Start of Data listing

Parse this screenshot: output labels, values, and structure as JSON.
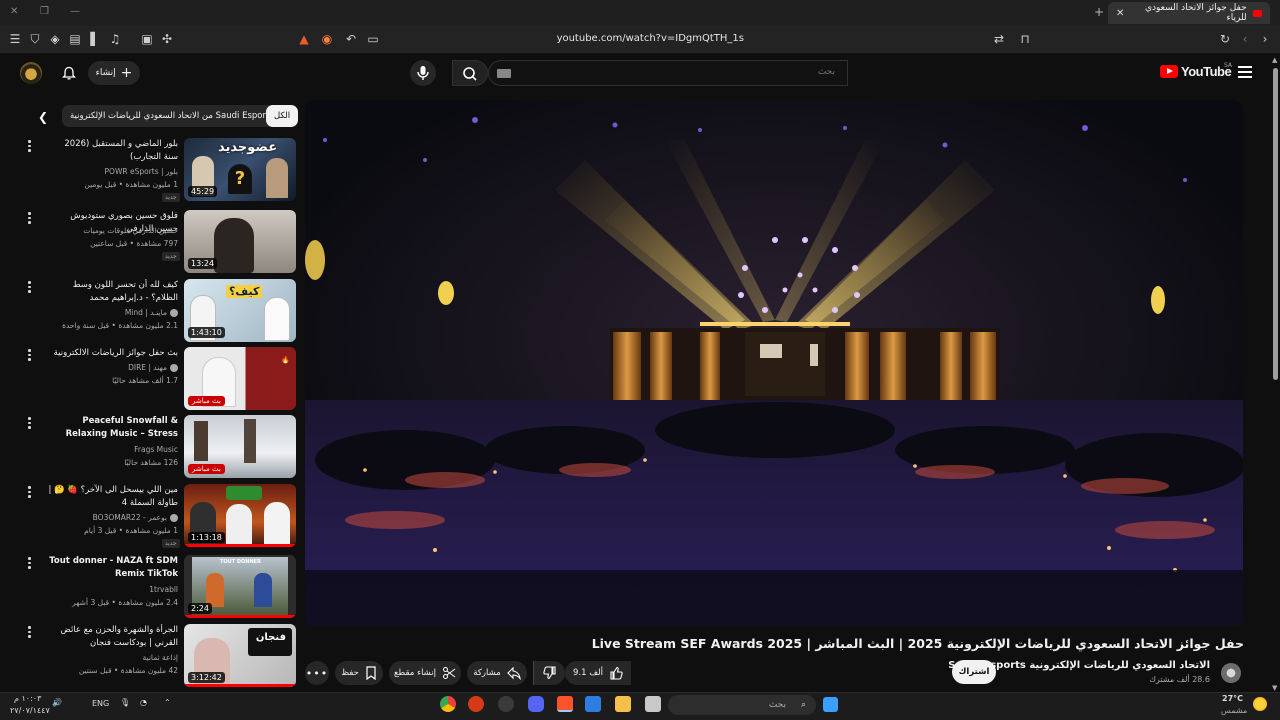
{
  "browser": {
    "tab_title": "حفل جوائز الاتحاد السعودي للرياء",
    "url": "youtube.com/watch?v=IDgmQtTH_1s"
  },
  "youtube": {
    "logo_text": "YouTube",
    "region": "SA",
    "search_placeholder": "بحث",
    "create_label": "إنشاء"
  },
  "video": {
    "title": "حفل جوائز الاتحاد السعودي للرياضات الإلكترونية 2025 | البث المباشر | Live Stream SEF Awards 2025",
    "channel_name": "الاتحاد السعودي للرياضات الإلكترونية Saudi Esports",
    "subscribers": "28.6 ألف مشترك",
    "subscribe_label": "اشتراك",
    "like_count": "9.1 ألف",
    "share_label": "مشاركة",
    "clip_label": "إنشاء مقطع",
    "save_label": "حفظ"
  },
  "chips": {
    "all": "الكل",
    "channel": "من الاتحاد السعودي للرياضات الإلكترونية Saudi Esports"
  },
  "recommendations": [
    {
      "title": "بلور الماضي و المستقبل (2026 سنة التجارب)",
      "channel": "بلور | POWR eSports",
      "stats": "1 مليون مشاهدة • قبل يومين",
      "duration": "45:29",
      "badge": "جديد",
      "thumb_text": "عضوجديد"
    },
    {
      "title": "فلوق حسين بصوري ستوديوش حسين الذارفي",
      "channel": "حسين الذارفي فلوقات يوميات",
      "stats": "797 مشاهدة • قبل ساعتين",
      "duration": "13:24",
      "badge": "جديد"
    },
    {
      "title": "كيف لله أن تحسر اللون وسط الظلام؟ - د.إبراهيم محمد",
      "channel": "ماينـد | Mind",
      "stats": "2.1 مليون مشاهدة • قبل سنة واحدة",
      "duration": "1:43:10",
      "thumb_text": "كيف؟"
    },
    {
      "title": "بث حفل جوائز الرياضات الالكترونية",
      "channel": "مهند | DIRE",
      "stats": "1.7 ألف مشاهد حاليًا",
      "live": "بث مباشر"
    },
    {
      "title": "Peaceful Snowfall & Relaxing Music – Stress Relief, ...",
      "channel": "Frags Music",
      "stats": "126 مشاهد حاليًا",
      "live": "بث مباشر"
    },
    {
      "title": "مين اللي بيسحل الى الآخر؟ 🍓 🤔 | طاولة السملة 4",
      "channel": "بوعمر - BO3OMAR22",
      "stats": "1 مليون مشاهدة • قبل 3 أيام",
      "duration": "1:13:18",
      "badge": "جديد"
    },
    {
      "title": "Tout donner - NAZA ft SDM Remix TikTok",
      "channel": "1trvabll",
      "stats": "2.4 مليون مشاهدة • قبل 3 أشهر",
      "duration": "2:24",
      "thumb_text": "TOUT DONNER"
    },
    {
      "title": "الجرأة والشهرة والحزن مع عائض القرني | بودكاست فنجان",
      "channel": "إذاعة ثمانية",
      "stats": "42 مليون مشاهدة • قبل سنتين",
      "duration": "3:12:42",
      "thumb_text": "فنجان"
    }
  ],
  "taskbar": {
    "search_placeholder": "بحث",
    "language": "ENG",
    "time": "١٠:٠٣ م",
    "date": "٢٧/٠٧/١٤٤٧",
    "temperature": "27°C",
    "weather": "مشمس"
  }
}
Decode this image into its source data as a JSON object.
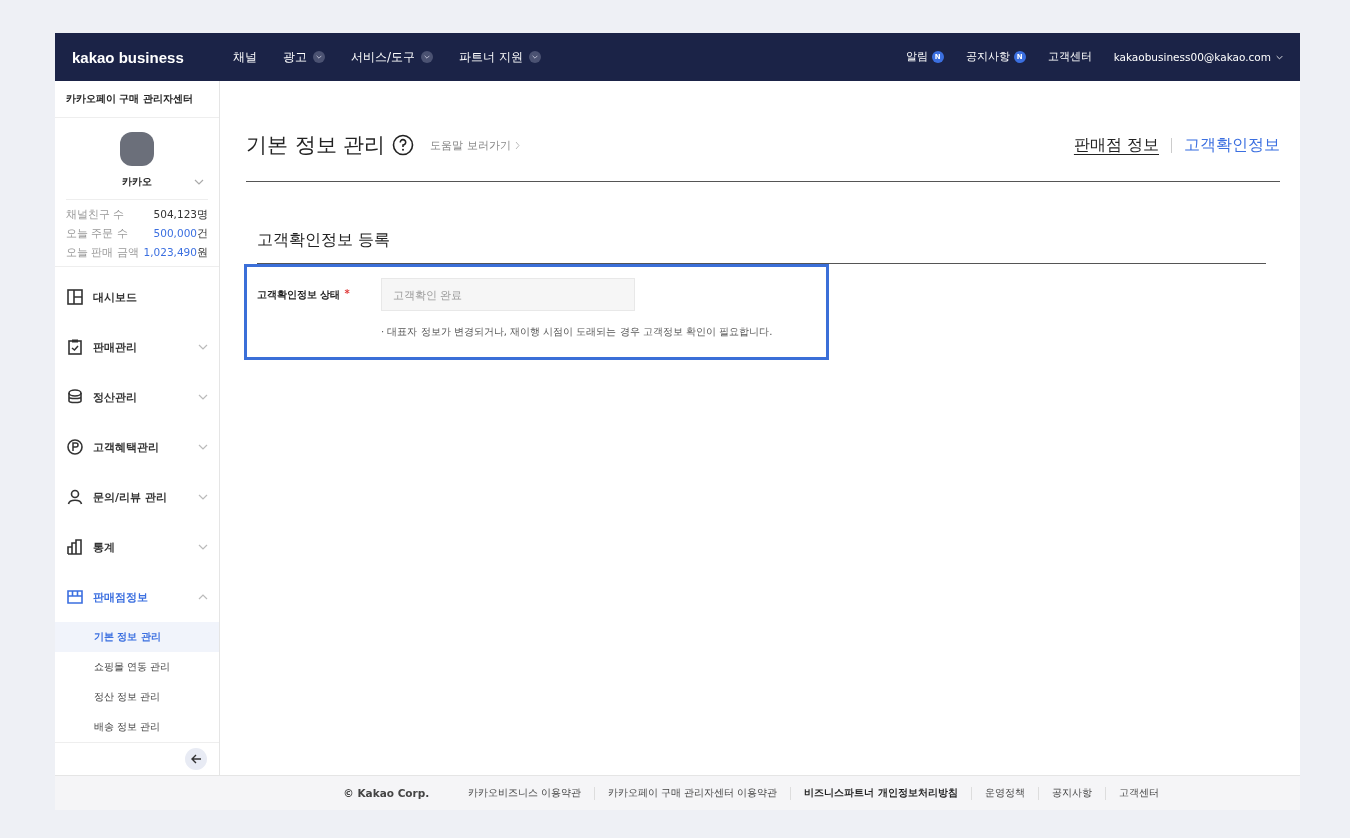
{
  "topbar": {
    "logo": "kakao business",
    "nav": [
      {
        "label": "채널",
        "dropdown": false
      },
      {
        "label": "광고",
        "dropdown": true
      },
      {
        "label": "서비스/도구",
        "dropdown": true
      },
      {
        "label": "파트너 지원",
        "dropdown": true
      }
    ],
    "links": [
      {
        "label": "알림",
        "badge": "N"
      },
      {
        "label": "공지사항",
        "badge": "N"
      },
      {
        "label": "고객센터"
      }
    ],
    "account": "kakaobusiness00@kakao.com"
  },
  "sidebar": {
    "title": "카카오페이 구매 관리자센터",
    "profile_name": "카카오",
    "stats": [
      {
        "label": "채널친구 수",
        "value": "504,123",
        "unit": "명",
        "highlight": false
      },
      {
        "label": "오늘 주문 수",
        "value": "500,000",
        "unit": "건",
        "highlight": true
      },
      {
        "label": "오늘 판매 금액",
        "value": "1,023,490",
        "unit": "원",
        "highlight": true
      }
    ],
    "items": [
      {
        "kind": "dashboard",
        "label": "대시보드",
        "selected": false
      },
      {
        "kind": "clipboard",
        "label": "판매관리",
        "selected": false,
        "expanded": false
      },
      {
        "kind": "coins",
        "label": "정산관리",
        "selected": false,
        "expanded": false
      },
      {
        "kind": "point",
        "label": "고객혜택관리",
        "selected": false,
        "expanded": false
      },
      {
        "kind": "person",
        "label": "문의/리뷰 관리",
        "selected": false,
        "expanded": false
      },
      {
        "kind": "chart",
        "label": "통계",
        "selected": false,
        "expanded": false
      },
      {
        "kind": "store",
        "label": "판매점정보",
        "selected": true,
        "expanded": true,
        "children": [
          {
            "label": "기본 정보 관리",
            "selected": true
          },
          {
            "label": "쇼핑몰 연동 관리",
            "selected": false
          },
          {
            "label": "정산 정보 관리",
            "selected": false
          },
          {
            "label": "배송 정보 관리",
            "selected": false
          }
        ]
      }
    ]
  },
  "page": {
    "title": "기본 정보 관리",
    "help_link": "도움말 보러가기",
    "tabs": [
      {
        "label": "판매점 정보",
        "selected": false
      },
      {
        "label": "고객확인정보",
        "selected": true
      }
    ],
    "section_title": "고객확인정보 등록",
    "field": {
      "label": "고객확인정보 상태",
      "required_mark": "*",
      "placeholder": "고객확인 완료",
      "note": "· 대표자 정보가 변경되거나, 재이행 시점이 도래되는 경우 고객정보 확인이 필요합니다."
    }
  },
  "footer": {
    "copyright": "© Kakao Corp.",
    "links": [
      {
        "label": "카카오비즈니스 이용약관",
        "bold": false
      },
      {
        "label": "카카오페이 구매 관리자센터 이용약관",
        "bold": false
      },
      {
        "label": "비즈니스파트너 개인정보처리방침",
        "bold": true
      },
      {
        "label": "운영정책",
        "bold": false
      },
      {
        "label": "공지사항",
        "bold": false
      },
      {
        "label": "고객센터",
        "bold": false
      }
    ]
  }
}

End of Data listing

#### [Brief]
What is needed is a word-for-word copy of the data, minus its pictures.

#### [Your solution]
Parse this screenshot: output labels, values, and structure as JSON.
{
  "browser": {
    "tab_title": "حفل جوائز الاتحاد السعودي للرياء",
    "url": "youtube.com/watch?v=IDgmQtTH_1s"
  },
  "youtube": {
    "logo_text": "YouTube",
    "region": "SA",
    "search_placeholder": "بحث",
    "create_label": "إنشاء"
  },
  "video": {
    "title": "حفل جوائز الاتحاد السعودي للرياضات الإلكترونية 2025 | البث المباشر | Live Stream SEF Awards 2025",
    "channel_name": "الاتحاد السعودي للرياضات الإلكترونية Saudi Esports",
    "subscribers": "28.6 ألف مشترك",
    "subscribe_label": "اشتراك",
    "like_count": "9.1 ألف",
    "share_label": "مشاركة",
    "clip_label": "إنشاء مقطع",
    "save_label": "حفظ"
  },
  "chips": {
    "all": "الكل",
    "channel": "من الاتحاد السعودي للرياضات الإلكترونية Saudi Esports"
  },
  "recommendations": [
    {
      "title": "بلور الماضي و المستقبل (2026 سنة التجارب)",
      "channel": "بلور | POWR eSports",
      "stats": "1 مليون مشاهدة • قبل يومين",
      "duration": "45:29",
      "badge": "جديد",
      "thumb_text": "عضوجديد"
    },
    {
      "title": "فلوق حسين بصوري ستوديوش حسين الذارفي",
      "channel": "حسين الذارفي فلوقات يوميات",
      "stats": "797 مشاهدة • قبل ساعتين",
      "duration": "13:24",
      "badge": "جديد"
    },
    {
      "title": "كيف لله أن تحسر اللون وسط الظلام؟ - د.إبراهيم محمد",
      "channel": "ماينـد | Mind",
      "stats": "2.1 مليون مشاهدة • قبل سنة واحدة",
      "duration": "1:43:10",
      "thumb_text": "كيف؟"
    },
    {
      "title": "بث حفل جوائز الرياضات الالكترونية",
      "channel": "مهند | DIRE",
      "stats": "1.7 ألف مشاهد حاليًا",
      "live": "بث مباشر"
    },
    {
      "title": "Peaceful Snowfall & Relaxing Music – Stress Relief, ...",
      "channel": "Frags Music",
      "stats": "126 مشاهد حاليًا",
      "live": "بث مباشر"
    },
    {
      "title": "مين اللي بيسحل الى الآخر؟ 🍓 🤔 | طاولة السملة 4",
      "channel": "بوعمر - BO3OMAR22",
      "stats": "1 مليون مشاهدة • قبل 3 أيام",
      "duration": "1:13:18",
      "badge": "جديد"
    },
    {
      "title": "Tout donner - NAZA ft SDM Remix TikTok",
      "channel": "1trvabll",
      "stats": "2.4 مليون مشاهدة • قبل 3 أشهر",
      "duration": "2:24",
      "thumb_text": "TOUT DONNER"
    },
    {
      "title": "الجرأة والشهرة والحزن مع عائض القرني | بودكاست فنجان",
      "channel": "إذاعة ثمانية",
      "stats": "42 مليون مشاهدة • قبل سنتين",
      "duration": "3:12:42",
      "thumb_text": "فنجان"
    }
  ],
  "taskbar": {
    "search_placeholder": "بحث",
    "language": "ENG",
    "time": "١٠:٠٣ م",
    "date": "٢٧/٠٧/١٤٤٧",
    "temperature": "27°C",
    "weather": "مشمس"
  }
}
Decode this image into its source data as a JSON object.
{
  "topbar": {
    "logo": "kakao business",
    "nav": [
      {
        "label": "채널",
        "dropdown": false
      },
      {
        "label": "광고",
        "dropdown": true
      },
      {
        "label": "서비스/도구",
        "dropdown": true
      },
      {
        "label": "파트너 지원",
        "dropdown": true
      }
    ],
    "links": [
      {
        "label": "알림",
        "badge": "N"
      },
      {
        "label": "공지사항",
        "badge": "N"
      },
      {
        "label": "고객센터"
      }
    ],
    "account": "kakaobusiness00@kakao.com"
  },
  "sidebar": {
    "title": "카카오페이 구매 관리자센터",
    "profile_name": "카카오",
    "stats": [
      {
        "label": "채널친구 수",
        "value": "504,123",
        "unit": "명",
        "highlight": false
      },
      {
        "label": "오늘 주문 수",
        "value": "500,000",
        "unit": "건",
        "highlight": true
      },
      {
        "label": "오늘 판매 금액",
        "value": "1,023,490",
        "unit": "원",
        "highlight": true
      }
    ],
    "items": [
      {
        "kind": "dashboard",
        "label": "대시보드",
        "selected": false
      },
      {
        "kind": "clipboard",
        "label": "판매관리",
        "selected": false,
        "expanded": false
      },
      {
        "kind": "coins",
        "label": "정산관리",
        "selected": false,
        "expanded": false
      },
      {
        "kind": "point",
        "label": "고객혜택관리",
        "selected": false,
        "expanded": false
      },
      {
        "kind": "person",
        "label": "문의/리뷰 관리",
        "selected": false,
        "expanded": false
      },
      {
        "kind": "chart",
        "label": "통계",
        "selected": false,
        "expanded": false
      },
      {
        "kind": "store",
        "label": "판매점정보",
        "selected": true,
        "expanded": true,
        "children": [
          {
            "label": "기본 정보 관리",
            "selected": true
          },
          {
            "label": "쇼핑몰 연동 관리",
            "selected": false
          },
          {
            "label": "정산 정보 관리",
            "selected": false
          },
          {
            "label": "배송 정보 관리",
            "selected": false
          }
        ]
      }
    ]
  },
  "page": {
    "title": "기본 정보 관리",
    "help_link": "도움말 보러가기",
    "tabs": [
      {
        "label": "판매점 정보",
        "selected": false
      },
      {
        "label": "고객확인정보",
        "selected": true
      }
    ],
    "section_title": "고객확인정보 등록",
    "field": {
      "label": "고객확인정보 상태",
      "required_mark": "*",
      "placeholder": "고객확인 완료",
      "note": "· 대표자 정보가 변경되거나, 재이행 시점이 도래되는 경우 고객정보 확인이 필요합니다."
    }
  },
  "footer": {
    "copyright": "© Kakao Corp.",
    "links": [
      {
        "label": "카카오비즈니스 이용약관",
        "bold": false
      },
      {
        "label": "카카오페이 구매 관리자센터 이용약관",
        "bold": false
      },
      {
        "label": "비즈니스파트너 개인정보처리방침",
        "bold": true
      },
      {
        "label": "운영정책",
        "bold": false
      },
      {
        "label": "공지사항",
        "bold": false
      },
      {
        "label": "고객센터",
        "bold": false
      }
    ]
  }
}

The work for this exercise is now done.